Records drawn from a dataset:
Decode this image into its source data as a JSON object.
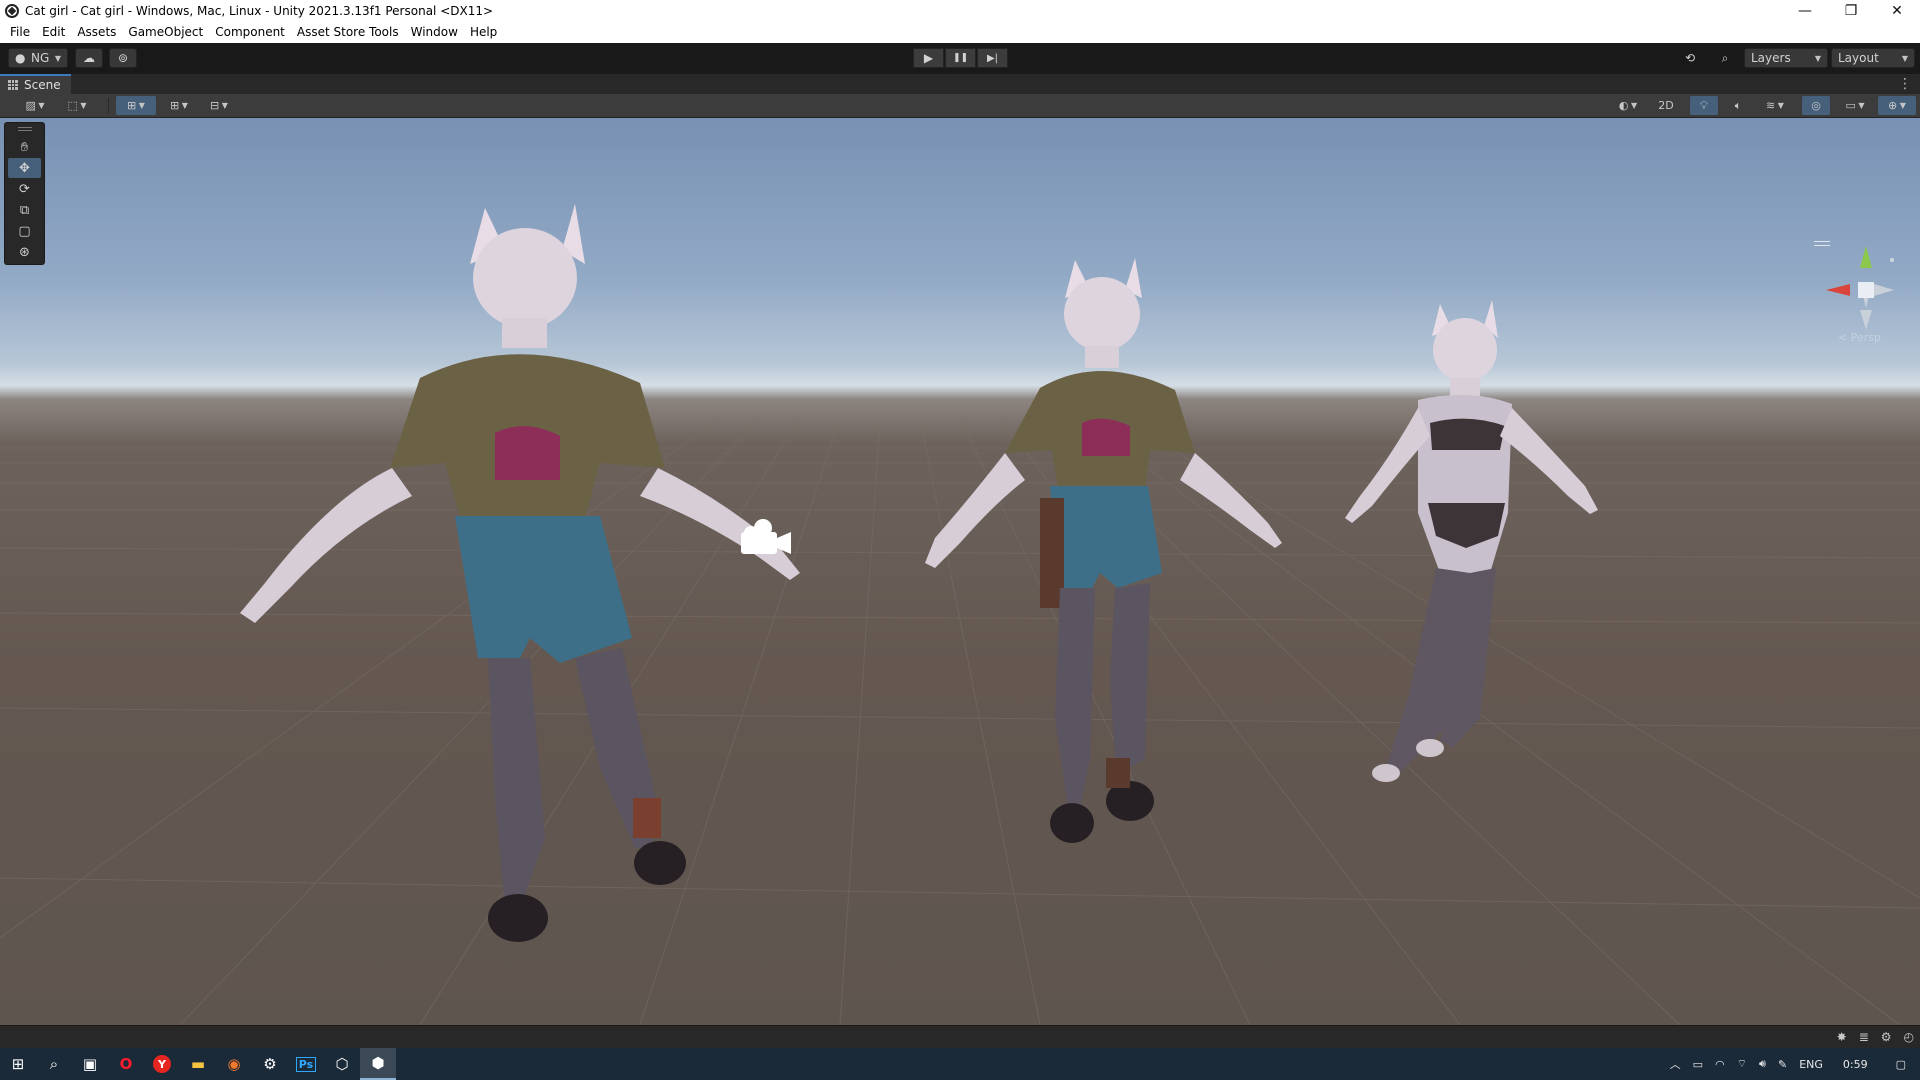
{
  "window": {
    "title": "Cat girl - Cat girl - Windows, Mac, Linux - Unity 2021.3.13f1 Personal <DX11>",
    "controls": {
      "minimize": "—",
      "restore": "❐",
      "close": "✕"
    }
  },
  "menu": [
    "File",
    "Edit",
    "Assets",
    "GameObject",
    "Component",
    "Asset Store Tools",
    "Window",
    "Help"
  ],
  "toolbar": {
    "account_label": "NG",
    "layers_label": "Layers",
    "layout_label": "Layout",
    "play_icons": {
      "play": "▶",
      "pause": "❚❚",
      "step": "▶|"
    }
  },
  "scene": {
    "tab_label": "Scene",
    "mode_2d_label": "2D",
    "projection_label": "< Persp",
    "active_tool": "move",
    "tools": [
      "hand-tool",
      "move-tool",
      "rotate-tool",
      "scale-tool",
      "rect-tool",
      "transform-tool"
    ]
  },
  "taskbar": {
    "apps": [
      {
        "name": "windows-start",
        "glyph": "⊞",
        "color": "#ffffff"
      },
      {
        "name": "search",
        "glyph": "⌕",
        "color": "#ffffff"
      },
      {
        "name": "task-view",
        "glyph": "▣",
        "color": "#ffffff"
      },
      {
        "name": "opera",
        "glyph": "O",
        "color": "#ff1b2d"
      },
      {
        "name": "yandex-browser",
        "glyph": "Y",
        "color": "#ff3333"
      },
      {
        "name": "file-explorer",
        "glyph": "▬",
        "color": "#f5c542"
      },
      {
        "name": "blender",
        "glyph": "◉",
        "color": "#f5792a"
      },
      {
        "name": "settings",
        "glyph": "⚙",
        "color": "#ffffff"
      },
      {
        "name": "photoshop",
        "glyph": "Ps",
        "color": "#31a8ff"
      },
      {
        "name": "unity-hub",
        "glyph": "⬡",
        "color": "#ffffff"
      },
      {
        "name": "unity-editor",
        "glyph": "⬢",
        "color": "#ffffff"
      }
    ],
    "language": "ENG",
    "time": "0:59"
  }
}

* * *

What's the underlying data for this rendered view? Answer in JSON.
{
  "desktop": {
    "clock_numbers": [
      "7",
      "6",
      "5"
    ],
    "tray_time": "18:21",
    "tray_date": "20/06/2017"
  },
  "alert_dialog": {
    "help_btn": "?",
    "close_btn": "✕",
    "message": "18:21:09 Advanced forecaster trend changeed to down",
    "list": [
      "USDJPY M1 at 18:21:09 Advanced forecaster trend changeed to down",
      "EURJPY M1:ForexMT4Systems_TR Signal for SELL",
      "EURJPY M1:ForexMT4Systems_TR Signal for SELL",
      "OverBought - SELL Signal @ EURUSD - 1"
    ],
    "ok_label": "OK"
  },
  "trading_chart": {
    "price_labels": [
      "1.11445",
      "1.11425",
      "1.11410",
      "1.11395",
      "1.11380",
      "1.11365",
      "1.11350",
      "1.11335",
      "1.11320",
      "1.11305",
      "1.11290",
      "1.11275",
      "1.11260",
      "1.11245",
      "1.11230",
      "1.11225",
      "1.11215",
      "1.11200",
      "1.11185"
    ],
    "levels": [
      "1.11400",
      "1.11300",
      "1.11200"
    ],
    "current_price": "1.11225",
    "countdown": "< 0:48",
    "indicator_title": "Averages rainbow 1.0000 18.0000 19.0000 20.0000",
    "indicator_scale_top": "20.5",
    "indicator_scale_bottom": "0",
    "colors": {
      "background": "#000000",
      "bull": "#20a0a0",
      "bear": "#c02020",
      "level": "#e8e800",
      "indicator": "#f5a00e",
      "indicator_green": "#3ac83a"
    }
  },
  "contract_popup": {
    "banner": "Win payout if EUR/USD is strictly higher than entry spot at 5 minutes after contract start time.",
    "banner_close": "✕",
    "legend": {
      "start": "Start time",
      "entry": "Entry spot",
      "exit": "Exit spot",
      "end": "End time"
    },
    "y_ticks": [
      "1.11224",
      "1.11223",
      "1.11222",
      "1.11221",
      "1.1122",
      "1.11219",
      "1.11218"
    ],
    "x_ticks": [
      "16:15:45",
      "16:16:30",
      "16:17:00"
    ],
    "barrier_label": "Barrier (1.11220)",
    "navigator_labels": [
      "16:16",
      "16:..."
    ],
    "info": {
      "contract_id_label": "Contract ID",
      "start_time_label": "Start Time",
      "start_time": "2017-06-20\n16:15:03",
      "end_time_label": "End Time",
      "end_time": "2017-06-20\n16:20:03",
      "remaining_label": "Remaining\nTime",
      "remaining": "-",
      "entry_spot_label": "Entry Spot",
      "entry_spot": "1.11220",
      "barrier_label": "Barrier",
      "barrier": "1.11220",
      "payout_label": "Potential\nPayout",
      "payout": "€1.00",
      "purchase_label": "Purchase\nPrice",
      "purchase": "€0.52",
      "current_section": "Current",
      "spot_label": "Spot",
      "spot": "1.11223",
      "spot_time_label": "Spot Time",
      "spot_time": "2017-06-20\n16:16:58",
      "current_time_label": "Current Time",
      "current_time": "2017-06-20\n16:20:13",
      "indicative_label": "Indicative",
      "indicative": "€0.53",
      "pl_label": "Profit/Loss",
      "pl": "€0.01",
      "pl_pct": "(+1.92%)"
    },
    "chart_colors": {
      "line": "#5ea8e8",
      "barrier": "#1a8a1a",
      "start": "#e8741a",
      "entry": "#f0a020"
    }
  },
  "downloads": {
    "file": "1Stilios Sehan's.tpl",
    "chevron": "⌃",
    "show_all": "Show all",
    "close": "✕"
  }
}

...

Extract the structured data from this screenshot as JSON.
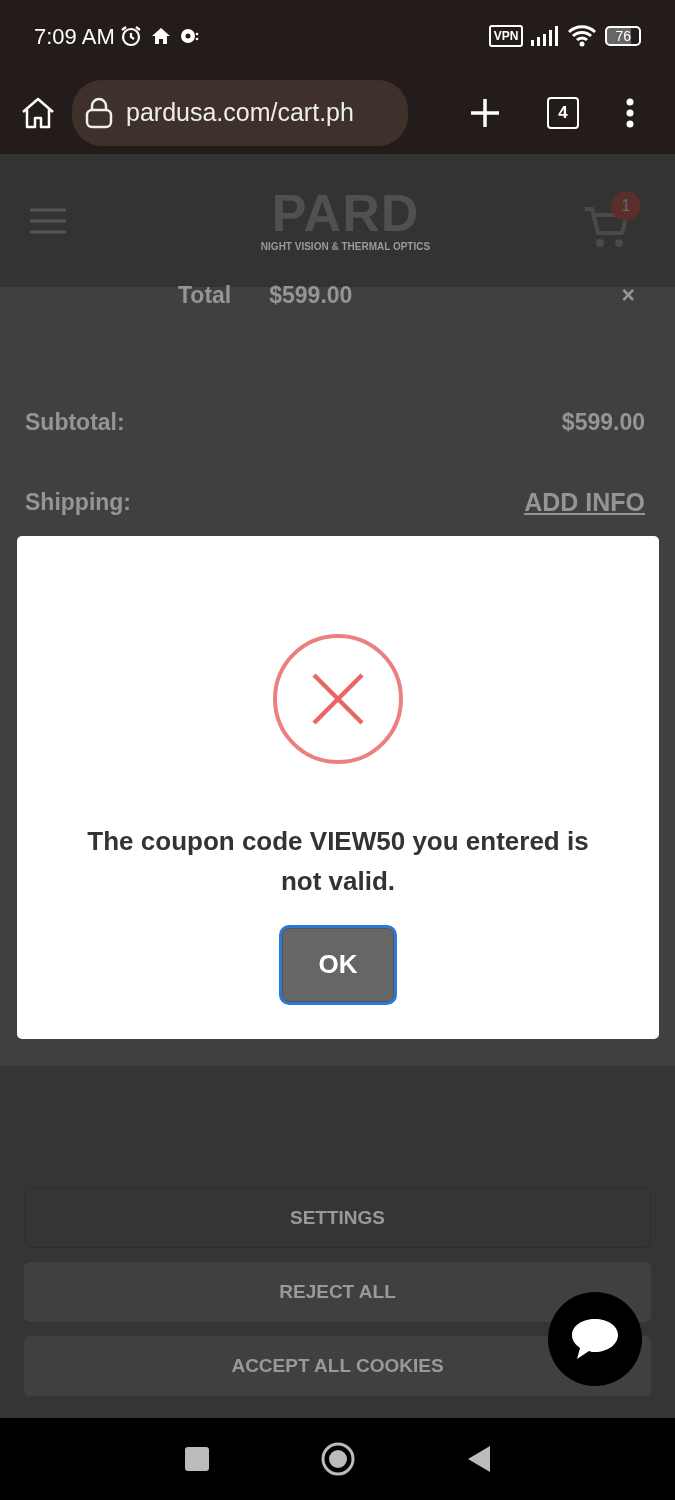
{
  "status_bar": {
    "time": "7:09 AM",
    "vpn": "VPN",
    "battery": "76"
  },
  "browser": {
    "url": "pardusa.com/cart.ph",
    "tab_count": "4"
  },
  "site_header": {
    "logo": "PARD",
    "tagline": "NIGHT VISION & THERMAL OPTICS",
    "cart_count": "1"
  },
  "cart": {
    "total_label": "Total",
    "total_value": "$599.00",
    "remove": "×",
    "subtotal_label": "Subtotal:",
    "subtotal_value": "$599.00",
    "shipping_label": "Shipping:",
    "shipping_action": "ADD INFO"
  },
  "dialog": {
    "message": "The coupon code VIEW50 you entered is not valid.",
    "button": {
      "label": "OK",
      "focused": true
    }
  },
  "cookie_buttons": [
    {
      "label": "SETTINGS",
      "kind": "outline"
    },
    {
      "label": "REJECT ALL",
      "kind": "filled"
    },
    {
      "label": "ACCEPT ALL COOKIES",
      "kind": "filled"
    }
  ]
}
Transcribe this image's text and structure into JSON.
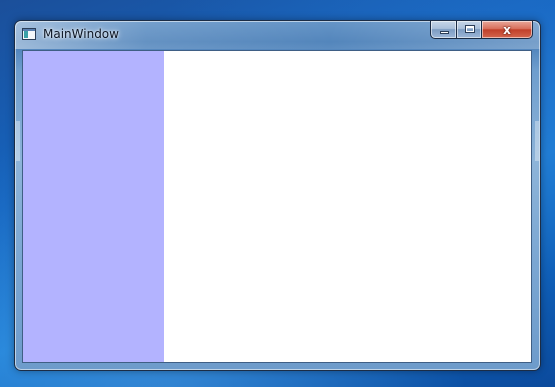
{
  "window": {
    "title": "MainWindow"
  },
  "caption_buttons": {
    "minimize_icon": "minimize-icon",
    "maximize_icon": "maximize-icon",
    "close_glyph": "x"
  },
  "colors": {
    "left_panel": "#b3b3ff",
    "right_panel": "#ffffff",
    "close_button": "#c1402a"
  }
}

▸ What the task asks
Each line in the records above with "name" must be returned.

▸ Exercise answer
        "name": "windows-start",
        "name": "search",
        "name": "task-view",
        "name": "opera",
        "name": "yandex-browser",
        "name": "file-explorer",
        "name": "blender",
        "name": "settings",
        "name": "photoshop",
        "name": "unity-hub",
        "name": "unity-editor",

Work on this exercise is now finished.